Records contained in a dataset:
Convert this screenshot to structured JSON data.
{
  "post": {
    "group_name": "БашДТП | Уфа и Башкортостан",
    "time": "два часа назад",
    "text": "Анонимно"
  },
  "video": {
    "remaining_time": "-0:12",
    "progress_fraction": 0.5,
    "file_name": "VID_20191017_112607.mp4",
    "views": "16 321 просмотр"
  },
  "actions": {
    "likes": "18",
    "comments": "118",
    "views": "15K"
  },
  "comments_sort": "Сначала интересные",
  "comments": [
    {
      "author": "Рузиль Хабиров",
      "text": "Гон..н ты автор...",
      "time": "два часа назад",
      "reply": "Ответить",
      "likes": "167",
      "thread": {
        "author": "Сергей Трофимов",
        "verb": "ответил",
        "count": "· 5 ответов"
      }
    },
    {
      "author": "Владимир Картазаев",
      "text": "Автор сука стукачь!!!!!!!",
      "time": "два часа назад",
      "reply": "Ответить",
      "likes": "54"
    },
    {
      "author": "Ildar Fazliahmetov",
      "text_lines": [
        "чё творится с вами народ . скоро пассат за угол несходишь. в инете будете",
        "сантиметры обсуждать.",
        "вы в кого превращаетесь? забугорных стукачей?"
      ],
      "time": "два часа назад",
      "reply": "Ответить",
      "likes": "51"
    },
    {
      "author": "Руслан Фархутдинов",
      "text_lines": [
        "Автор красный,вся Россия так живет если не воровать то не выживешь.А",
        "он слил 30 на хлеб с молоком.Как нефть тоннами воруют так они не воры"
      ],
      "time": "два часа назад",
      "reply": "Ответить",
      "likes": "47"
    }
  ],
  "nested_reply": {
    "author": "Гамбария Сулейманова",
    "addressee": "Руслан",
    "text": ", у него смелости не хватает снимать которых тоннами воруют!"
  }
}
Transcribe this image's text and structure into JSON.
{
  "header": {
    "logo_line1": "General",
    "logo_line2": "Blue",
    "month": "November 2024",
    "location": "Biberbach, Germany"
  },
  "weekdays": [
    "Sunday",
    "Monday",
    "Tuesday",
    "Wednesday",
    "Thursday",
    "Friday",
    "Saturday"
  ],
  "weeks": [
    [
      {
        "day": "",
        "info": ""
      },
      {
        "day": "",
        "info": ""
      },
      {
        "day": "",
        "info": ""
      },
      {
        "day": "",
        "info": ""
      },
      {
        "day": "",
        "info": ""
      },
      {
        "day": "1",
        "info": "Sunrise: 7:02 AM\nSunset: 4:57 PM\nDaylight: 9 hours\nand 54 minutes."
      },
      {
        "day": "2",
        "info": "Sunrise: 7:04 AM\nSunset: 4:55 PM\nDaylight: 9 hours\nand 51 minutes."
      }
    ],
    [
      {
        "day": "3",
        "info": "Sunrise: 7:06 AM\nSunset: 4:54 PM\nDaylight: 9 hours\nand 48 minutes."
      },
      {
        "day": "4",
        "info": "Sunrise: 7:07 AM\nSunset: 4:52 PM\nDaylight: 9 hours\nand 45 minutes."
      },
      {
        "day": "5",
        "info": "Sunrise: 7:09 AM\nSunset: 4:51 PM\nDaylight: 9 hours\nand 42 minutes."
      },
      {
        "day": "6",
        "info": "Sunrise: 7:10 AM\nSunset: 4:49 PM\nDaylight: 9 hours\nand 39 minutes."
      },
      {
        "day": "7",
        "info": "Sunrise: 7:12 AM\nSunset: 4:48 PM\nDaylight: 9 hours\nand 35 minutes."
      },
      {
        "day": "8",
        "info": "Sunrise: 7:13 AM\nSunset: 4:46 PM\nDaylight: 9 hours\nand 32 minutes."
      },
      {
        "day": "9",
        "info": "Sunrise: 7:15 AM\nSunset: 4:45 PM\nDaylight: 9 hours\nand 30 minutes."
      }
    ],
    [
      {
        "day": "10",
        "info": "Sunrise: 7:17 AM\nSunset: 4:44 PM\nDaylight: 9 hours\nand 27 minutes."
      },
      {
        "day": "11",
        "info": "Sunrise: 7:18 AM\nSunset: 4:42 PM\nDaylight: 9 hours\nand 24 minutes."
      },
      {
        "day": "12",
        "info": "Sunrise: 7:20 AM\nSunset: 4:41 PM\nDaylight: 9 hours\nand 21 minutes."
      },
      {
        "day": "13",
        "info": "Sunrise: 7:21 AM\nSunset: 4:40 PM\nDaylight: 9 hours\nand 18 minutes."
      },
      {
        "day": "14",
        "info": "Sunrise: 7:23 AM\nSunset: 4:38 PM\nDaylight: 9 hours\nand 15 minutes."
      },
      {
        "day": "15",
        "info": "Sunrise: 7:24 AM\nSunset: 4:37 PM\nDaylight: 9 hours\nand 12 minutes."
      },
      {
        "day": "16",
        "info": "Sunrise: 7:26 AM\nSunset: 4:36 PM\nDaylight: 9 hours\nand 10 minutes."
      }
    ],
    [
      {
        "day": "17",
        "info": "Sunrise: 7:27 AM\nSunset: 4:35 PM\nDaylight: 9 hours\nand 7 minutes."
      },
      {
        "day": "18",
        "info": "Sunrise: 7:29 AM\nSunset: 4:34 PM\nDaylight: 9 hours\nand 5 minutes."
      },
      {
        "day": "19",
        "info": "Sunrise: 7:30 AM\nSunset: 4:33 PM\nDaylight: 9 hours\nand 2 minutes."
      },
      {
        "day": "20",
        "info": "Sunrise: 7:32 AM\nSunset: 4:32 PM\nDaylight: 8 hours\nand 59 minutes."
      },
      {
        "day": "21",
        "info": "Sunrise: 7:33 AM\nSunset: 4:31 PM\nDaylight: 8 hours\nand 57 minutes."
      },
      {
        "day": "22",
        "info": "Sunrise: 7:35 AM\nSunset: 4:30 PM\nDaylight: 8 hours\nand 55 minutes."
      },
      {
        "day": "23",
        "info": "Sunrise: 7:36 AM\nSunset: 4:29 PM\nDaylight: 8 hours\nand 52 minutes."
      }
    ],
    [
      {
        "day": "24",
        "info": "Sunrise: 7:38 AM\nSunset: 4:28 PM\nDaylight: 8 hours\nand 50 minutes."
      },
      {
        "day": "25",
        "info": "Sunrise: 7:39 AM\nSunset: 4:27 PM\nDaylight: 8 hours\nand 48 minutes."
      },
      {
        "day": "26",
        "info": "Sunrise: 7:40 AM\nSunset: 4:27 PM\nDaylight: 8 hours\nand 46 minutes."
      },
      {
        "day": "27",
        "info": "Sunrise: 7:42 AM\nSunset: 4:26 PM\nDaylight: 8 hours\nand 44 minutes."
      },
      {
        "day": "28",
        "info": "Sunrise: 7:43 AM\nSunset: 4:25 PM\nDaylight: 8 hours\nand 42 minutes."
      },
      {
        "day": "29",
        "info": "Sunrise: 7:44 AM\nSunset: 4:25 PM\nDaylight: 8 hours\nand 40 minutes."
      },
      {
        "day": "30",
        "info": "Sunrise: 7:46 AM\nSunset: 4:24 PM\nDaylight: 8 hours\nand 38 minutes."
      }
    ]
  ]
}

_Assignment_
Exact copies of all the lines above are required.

_Expected output_
Convert this screenshot to structured JSON data.
{
  "post": {
    "group_name": "БашДТП | Уфа и Башкортостан",
    "time": "два часа назад",
    "text": "Анонимно"
  },
  "video": {
    "remaining_time": "-0:12",
    "progress_fraction": 0.5,
    "file_name": "VID_20191017_112607.mp4",
    "views": "16 321 просмотр"
  },
  "actions": {
    "likes": "18",
    "comments": "118",
    "views": "15K"
  },
  "comments_sort": "Сначала интересные",
  "comments": [
    {
      "author": "Рузиль Хабиров",
      "text": "Гон..н ты автор...",
      "time": "два часа назад",
      "reply": "Ответить",
      "likes": "167",
      "thread": {
        "author": "Сергей Трофимов",
        "verb": "ответил",
        "count": "· 5 ответов"
      }
    },
    {
      "author": "Владимир Картазаев",
      "text": "Автор сука стукачь!!!!!!!",
      "time": "два часа назад",
      "reply": "Ответить",
      "likes": "54"
    },
    {
      "author": "Ildar Fazliahmetov",
      "text_lines": [
        "чё творится с вами народ . скоро пассат за угол несходишь. в инете будете",
        "сантиметры обсуждать.",
        "вы в кого превращаетесь? забугорных стукачей?"
      ],
      "time": "два часа назад",
      "reply": "Ответить",
      "likes": "51"
    },
    {
      "author": "Руслан Фархутдинов",
      "text_lines": [
        "Автор красный,вся Россия так живет если не воровать то не выживешь.А",
        "он слил 30 на хлеб с молоком.Как нефть тоннами воруют так они не воры"
      ],
      "time": "два часа назад",
      "reply": "Ответить",
      "likes": "47"
    }
  ],
  "nested_reply": {
    "author": "Гамбария Сулейманова",
    "addressee": "Руслан",
    "text": ", у него смелости не хватает снимать которых тоннами воруют!"
  }
}
Transcribe this image's text and structure into JSON.
{
  "header": {
    "logo_line1": "General",
    "logo_line2": "Blue",
    "month": "November 2024",
    "location": "Biberbach, Germany"
  },
  "weekdays": [
    "Sunday",
    "Monday",
    "Tuesday",
    "Wednesday",
    "Thursday",
    "Friday",
    "Saturday"
  ],
  "weeks": [
    [
      {
        "day": "",
        "info": ""
      },
      {
        "day": "",
        "info": ""
      },
      {
        "day": "",
        "info": ""
      },
      {
        "day": "",
        "info": ""
      },
      {
        "day": "",
        "info": ""
      },
      {
        "day": "1",
        "info": "Sunrise: 7:02 AM\nSunset: 4:57 PM\nDaylight: 9 hours\nand 54 minutes."
      },
      {
        "day": "2",
        "info": "Sunrise: 7:04 AM\nSunset: 4:55 PM\nDaylight: 9 hours\nand 51 minutes."
      }
    ],
    [
      {
        "day": "3",
        "info": "Sunrise: 7:06 AM\nSunset: 4:54 PM\nDaylight: 9 hours\nand 48 minutes."
      },
      {
        "day": "4",
        "info": "Sunrise: 7:07 AM\nSunset: 4:52 PM\nDaylight: 9 hours\nand 45 minutes."
      },
      {
        "day": "5",
        "info": "Sunrise: 7:09 AM\nSunset: 4:51 PM\nDaylight: 9 hours\nand 42 minutes."
      },
      {
        "day": "6",
        "info": "Sunrise: 7:10 AM\nSunset: 4:49 PM\nDaylight: 9 hours\nand 39 minutes."
      },
      {
        "day": "7",
        "info": "Sunrise: 7:12 AM\nSunset: 4:48 PM\nDaylight: 9 hours\nand 35 minutes."
      },
      {
        "day": "8",
        "info": "Sunrise: 7:13 AM\nSunset: 4:46 PM\nDaylight: 9 hours\nand 32 minutes."
      },
      {
        "day": "9",
        "info": "Sunrise: 7:15 AM\nSunset: 4:45 PM\nDaylight: 9 hours\nand 30 minutes."
      }
    ],
    [
      {
        "day": "10",
        "info": "Sunrise: 7:17 AM\nSunset: 4:44 PM\nDaylight: 9 hours\nand 27 minutes."
      },
      {
        "day": "11",
        "info": "Sunrise: 7:18 AM\nSunset: 4:42 PM\nDaylight: 9 hours\nand 24 minutes."
      },
      {
        "day": "12",
        "info": "Sunrise: 7:20 AM\nSunset: 4:41 PM\nDaylight: 9 hours\nand 21 minutes."
      },
      {
        "day": "13",
        "info": "Sunrise: 7:21 AM\nSunset: 4:40 PM\nDaylight: 9 hours\nand 18 minutes."
      },
      {
        "day": "14",
        "info": "Sunrise: 7:23 AM\nSunset: 4:38 PM\nDaylight: 9 hours\nand 15 minutes."
      },
      {
        "day": "15",
        "info": "Sunrise: 7:24 AM\nSunset: 4:37 PM\nDaylight: 9 hours\nand 12 minutes."
      },
      {
        "day": "16",
        "info": "Sunrise: 7:26 AM\nSunset: 4:36 PM\nDaylight: 9 hours\nand 10 minutes."
      }
    ],
    [
      {
        "day": "17",
        "info": "Sunrise: 7:27 AM\nSunset: 4:35 PM\nDaylight: 9 hours\nand 7 minutes."
      },
      {
        "day": "18",
        "info": "Sunrise: 7:29 AM\nSunset: 4:34 PM\nDaylight: 9 hours\nand 5 minutes."
      },
      {
        "day": "19",
        "info": "Sunrise: 7:30 AM\nSunset: 4:33 PM\nDaylight: 9 hours\nand 2 minutes."
      },
      {
        "day": "20",
        "info": "Sunrise: 7:32 AM\nSunset: 4:32 PM\nDaylight: 8 hours\nand 59 minutes."
      },
      {
        "day": "21",
        "info": "Sunrise: 7:33 AM\nSunset: 4:31 PM\nDaylight: 8 hours\nand 57 minutes."
      },
      {
        "day": "22",
        "info": "Sunrise: 7:35 AM\nSunset: 4:30 PM\nDaylight: 8 hours\nand 55 minutes."
      },
      {
        "day": "23",
        "info": "Sunrise: 7:36 AM\nSunset: 4:29 PM\nDaylight: 8 hours\nand 52 minutes."
      }
    ],
    [
      {
        "day": "24",
        "info": "Sunrise: 7:38 AM\nSunset: 4:28 PM\nDaylight: 8 hours\nand 50 minutes."
      },
      {
        "day": "25",
        "info": "Sunrise: 7:39 AM\nSunset: 4:27 PM\nDaylight: 8 hours\nand 48 minutes."
      },
      {
        "day": "26",
        "info": "Sunrise: 7:40 AM\nSunset: 4:27 PM\nDaylight: 8 hours\nand 46 minutes."
      },
      {
        "day": "27",
        "info": "Sunrise: 7:42 AM\nSunset: 4:26 PM\nDaylight: 8 hours\nand 44 minutes."
      },
      {
        "day": "28",
        "info": "Sunrise: 7:43 AM\nSunset: 4:25 PM\nDaylight: 8 hours\nand 42 minutes."
      },
      {
        "day": "29",
        "info": "Sunrise: 7:44 AM\nSunset: 4:25 PM\nDaylight: 8 hours\nand 40 minutes."
      },
      {
        "day": "30",
        "info": "Sunrise: 7:46 AM\nSunset: 4:24 PM\nDaylight: 8 hours\nand 38 minutes."
      }
    ]
  ]
}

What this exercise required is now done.